And then there were five. When William James Beal crept out under cover of night and buried 20 uniform bottles filled with a mixture of soil and seed in 1879, he lit the fuse on agriculture’s longest running experiment. Each bottle was scheduled to be dug up at a set year in the future, farming’s version of a time capsule chain. Beal passed in 1924 and as 2016 rolls by, five of his bottles remain hidden. By tilting 20 narrow-necked bottles downward to ensure moisture-wicking, and covering them with several inches of dirt on the campus of Michigan State University (MSU) in Lansing, he was attempting to answer an age-old question: How long do weed seeds remain viable in soil? Beal’s quest, started 137 years back, is still packed with relevancy for modern agriculture.

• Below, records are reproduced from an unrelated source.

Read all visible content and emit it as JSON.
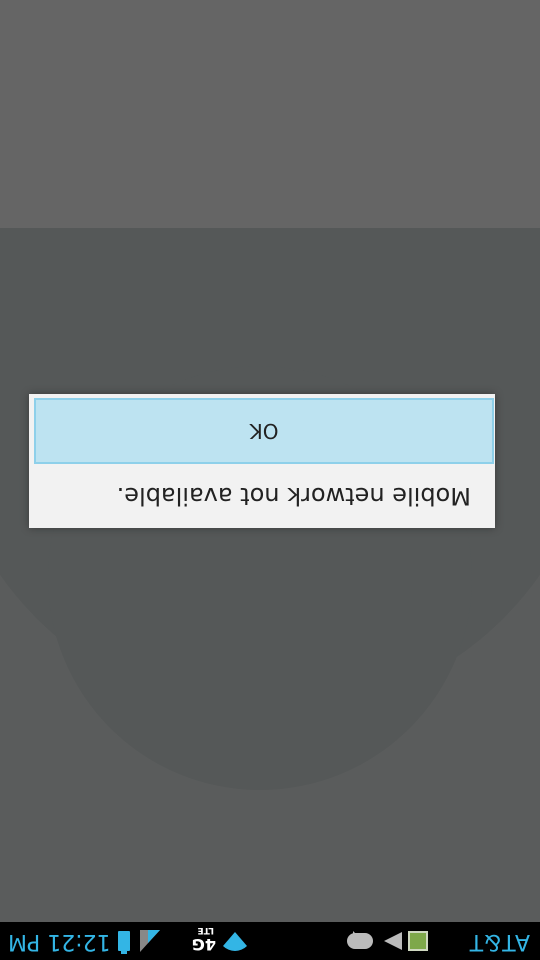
{
  "status_bar": {
    "carrier": "AT&T",
    "time": "12:21 PM",
    "network_badge": "4G",
    "network_sub": "LTE",
    "text_color": "#33b5e5",
    "icons": [
      "image-notification-icon",
      "play-store-icon",
      "chat-icon",
      "wifi-icon",
      "lte-icon",
      "signal-icon",
      "battery-icon"
    ]
  },
  "dialog": {
    "message": "Mobile network not available.",
    "ok_label": "OK",
    "button_color": "#bde3f1"
  },
  "orientation": "rotated-180"
}
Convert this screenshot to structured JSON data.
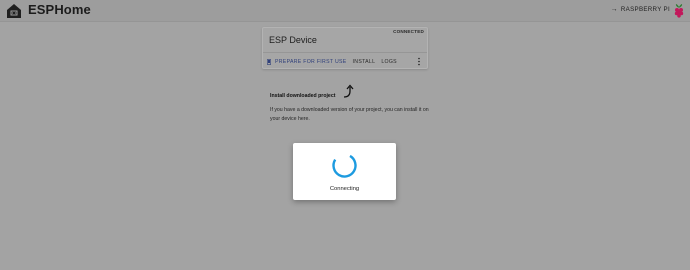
{
  "header": {
    "title": "ESPHome",
    "logo_icon": "home-logo-icon",
    "host_link_label": "RASPBERRY PI",
    "host_arrow_icon": "arrow-right-icon",
    "board_icon": "raspberry-pi-icon"
  },
  "device_card": {
    "name": "ESP Device",
    "status": "CONNECTED",
    "actions": {
      "prepare_label": "PREPARE FOR FIRST USE",
      "prepare_icon": "phone-icon",
      "install_label": "INSTALL",
      "logs_label": "LOGS",
      "menu_icon": "more-vert-icon"
    }
  },
  "install_section": {
    "title": "Install downloaded project",
    "arrow_icon": "curved-arrow-icon",
    "description": "If you have a downloaded version of your project, you can install it on your device here."
  },
  "dialog": {
    "message": "Connecting",
    "spinner_icon": "loading-spinner-icon"
  },
  "colors": {
    "primary": "#2f3f7a",
    "spinner": "#1d9be0",
    "overlay": "#a3a3a3"
  }
}
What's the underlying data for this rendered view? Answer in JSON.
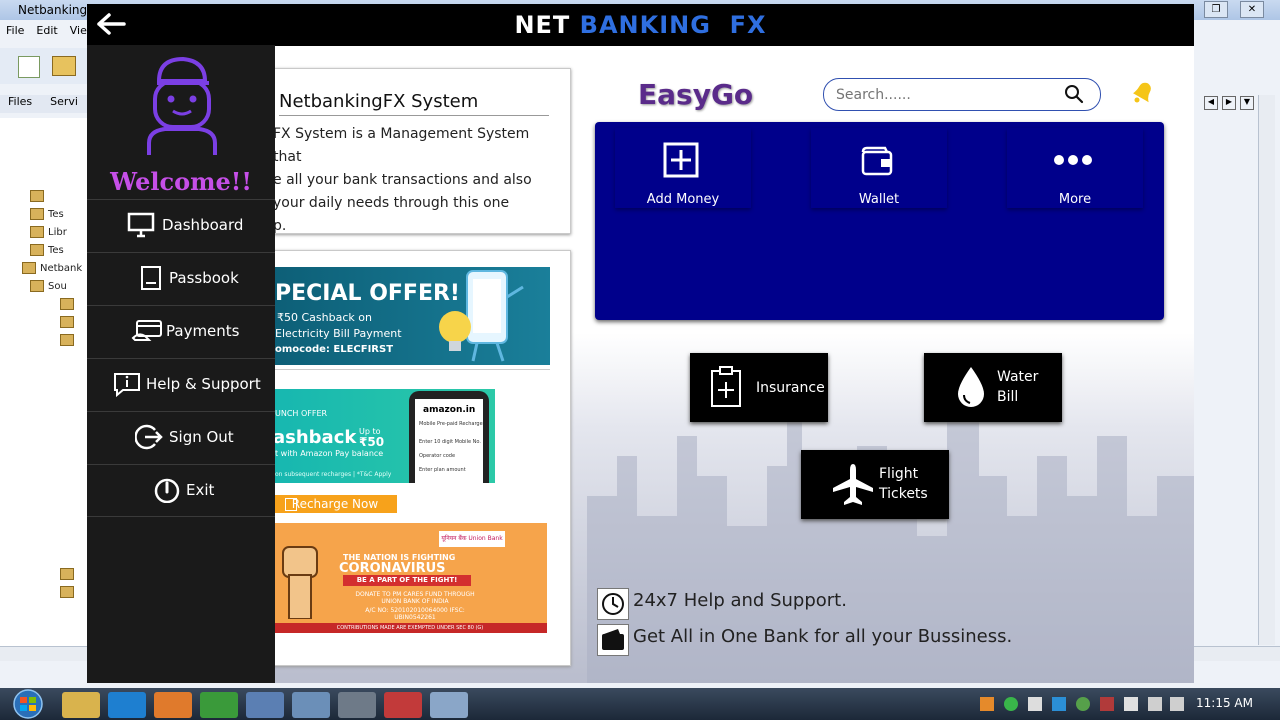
{
  "ide": {
    "window_title": "NetbankingF",
    "menu": [
      "File",
      "Edit",
      "View"
    ],
    "tabs": [
      "Files",
      "Servi"
    ],
    "tree_items": [
      "",
      "Tes",
      "Libr",
      "Tes",
      "Netbanki",
      "Sou",
      "",
      "",
      "",
      "",
      ""
    ]
  },
  "app": {
    "back_label": "Back",
    "title_part1": "NET",
    "title_part2": "BANKING  FX"
  },
  "sidebar": {
    "welcome": "Welcome!!",
    "items": [
      {
        "label": "Dashboard",
        "icon": "monitor-icon"
      },
      {
        "label": "Passbook",
        "icon": "passbook-icon"
      },
      {
        "label": "Payments",
        "icon": "payment-card-icon"
      },
      {
        "label": "Help & Support",
        "icon": "info-chat-icon"
      },
      {
        "label": "Sign Out",
        "icon": "sign-out-icon"
      },
      {
        "label": "Exit",
        "icon": "power-icon"
      }
    ]
  },
  "about": {
    "title": "NetbankingFX System",
    "lines": [
      "FX System is a Management System that",
      "e all your bank transactions and also",
      "your daily needs through this one",
      "p."
    ]
  },
  "offers": {
    "offer1": {
      "title": "PECIAL OFFER!",
      "line1": "₹50 Cashback on",
      "line2": "Electricity Bill Payment",
      "line3": "omocode: ELECFIRST"
    },
    "offer2": {
      "tag": "UNCH OFFER",
      "title": "ashback",
      "upto": "Up to",
      "amount": "₹50",
      "sub": "t with Amazon Pay balance",
      "foot": "on subsequent recharges | *T&C Apply",
      "phone_brand": "amazon.in",
      "phone_l1": "Mobile Pre-paid Recharge",
      "phone_l2": "Enter 10 digit Mobile No.",
      "phone_l3": "Operator code",
      "phone_l4": "Enter plan amount"
    },
    "recharge_label": "Recharge Now",
    "offer3": {
      "logo": "यूनियन बैंक Union Bank",
      "line1": "THE NATION IS FIGHTING",
      "line2": "CORONAVIRUS",
      "line3": "BE A PART OF THE FIGHT!",
      "line4": "DONATE TO PM CARES FUND THROUGH UNION BANK OF INDIA",
      "line5": "A/C NO: 520102010064000 IFSC: UBIN0542261",
      "foot": "CONTRIBUTIONS MADE ARE EXEMPTED UNDER SEC 80 (G)"
    }
  },
  "easygo": {
    "title": "EasyGo",
    "search_placeholder": "Search......",
    "wallet_tiles": [
      {
        "label": "Add Money",
        "icon": "add-money-icon"
      },
      {
        "label": "Wallet",
        "icon": "wallet-icon"
      },
      {
        "label": "More",
        "icon": "more-dots-icon"
      }
    ],
    "services": {
      "insurance": "Insurance",
      "water_l1": "Water",
      "water_l2": "Bill",
      "flight_l1": "Flight",
      "flight_l2": "Tickets"
    },
    "help_text": "24x7 Help and Support.",
    "bank_text": "Get All in One Bank for all your Bussiness."
  },
  "taskbar": {
    "time": "11:15 AM"
  },
  "colors": {
    "header_bg": "#000000",
    "title_accent": "#2f6fe0",
    "sidebar_bg": "#1a1a1a",
    "welcome": "#c64fe8",
    "wallet_panel": "#00008b",
    "easygo": "#5a2b8a"
  }
}
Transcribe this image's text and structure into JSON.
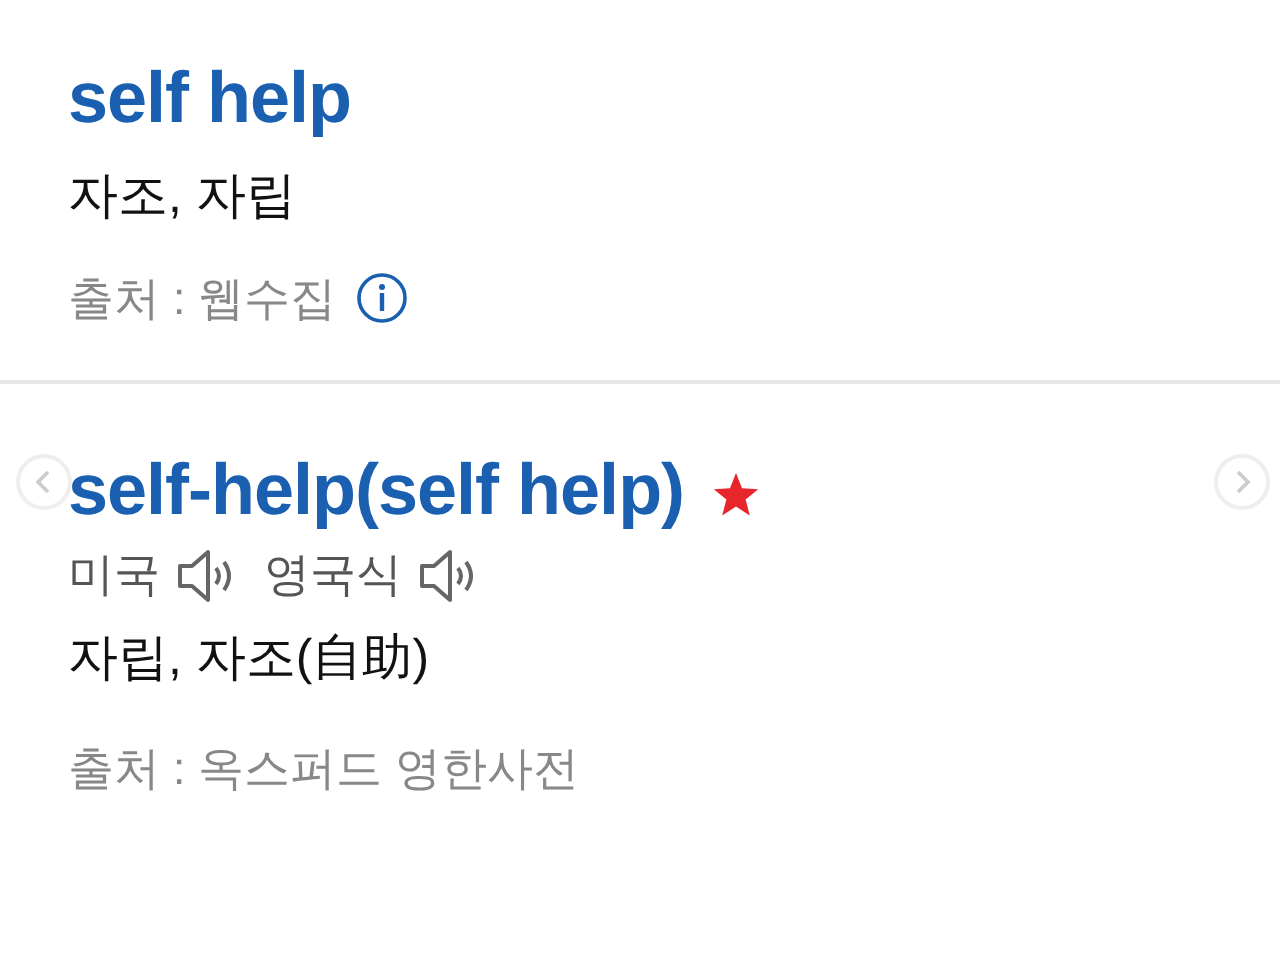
{
  "entries": [
    {
      "headword": "self help",
      "starred": false,
      "meaning": "자조, 자립",
      "source": "출처 : 웹수집",
      "source_info": true
    },
    {
      "headword": "self-help(self help)",
      "starred": true,
      "pronunciations": [
        "미국",
        "영국식"
      ],
      "meaning": "자립, 자조(自助)",
      "source": "출처 : 옥스퍼드 영한사전",
      "source_info": false
    }
  ]
}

He placed 50 seeds from 23 weed species into every 3” by 7” bottle. Beal was operating in an age where much of the weed world was a black box. Horse-drawn mechanics, hand labor, and a lack of herbicide drove Beal to question why the seed bank never ran dry. By burying the bottles, he was ensuring a means to retrieve a known quantity of seed of a known species. Below ground, devoid of sunlight, the seeds wouldn’t germinate. As curator at WJ Beal Botanical Garden, Frank Telewski is heir to the bottle experiment. As a graduate student learning about the hidden bottles in 1980, Telewski never imagined the mantle would pass to him as an MSU plant biologist. Telewski dug up the 15th bottle in 2000 and will uncover another in 2020. “I won the lottery. I’m so honored to carry on this work,” he says. “It’s a tremendous responsibility to make sure it’s passed on correctly.” Beal’s bottles are recovered at night to avoid sunlight and the public eye. The contents are removed and carefully spread thinly in sterile soil to avoid contamination. The mix is watered before Telewski watches and waits. Mullein has proven the most robust weed seed in the trial, germinating after every bottle retrieval. Mullein seeds are tiny and store a miniscule amount of energy, yet are able to retain respiration and stay alive for over 120 years. The experiment has repeatedly demonstrated the ability of common weed seed to remain viable over long periods, lurking in the soil and waiting for a touch of sunlight. “Beal has shown that tilling constantly exposes old seeds to sunlight. He’s also letting us check the changes in genetics of old plants against our plants today,” Telewski says. “Are they more robust? There are valuable questions addressed by Beal’s forward-thinking research.” “Professor Beal's buried seed experiment provides us with the best and most accurate documentation of the longevity of seeds, especially weed seeds, buried in the soil,” says Carol Baskin, professor at the Department of Plant and Soil Sciences, University of Kentucky. “Over the years, testing has shown how many seeds of each species were still alive and capable of germinating. Other such studies have been attempted, but for various reasons they were terminated within a relatively few years.” Initially, Beal scheduled a bottle extraction every five years: 20 bottles equaled a century in duration. In 1940, after finding stabilization of germination rates, MSU changed the extraction schedule to a 10-year interval. The interval currently stands at 20 years and the final bottle will be removed in 2100. Beal is an agricultural giant, remembered as the father of hybrid corn. His work on hybrid vigor helped push corn from 8 rows to 24 rows of kernels. In 2020, Telewski will approach Beal’s hidden cache in the dark of night for the last time. Flashlight and spade in hand, he’ll dig up another piece of Beal’s legacy and fill in more puzzle pieces surrounding the mysteries of the seed bank. “I’ll be 65 at the next extraction and rest assured, this will go on well past myself,” Telewski says. “When you see the glint of a glass bottle filled with seeds and sand buried in 1879, the feeling is exhilarating. It’s truly digging into agricultural history.”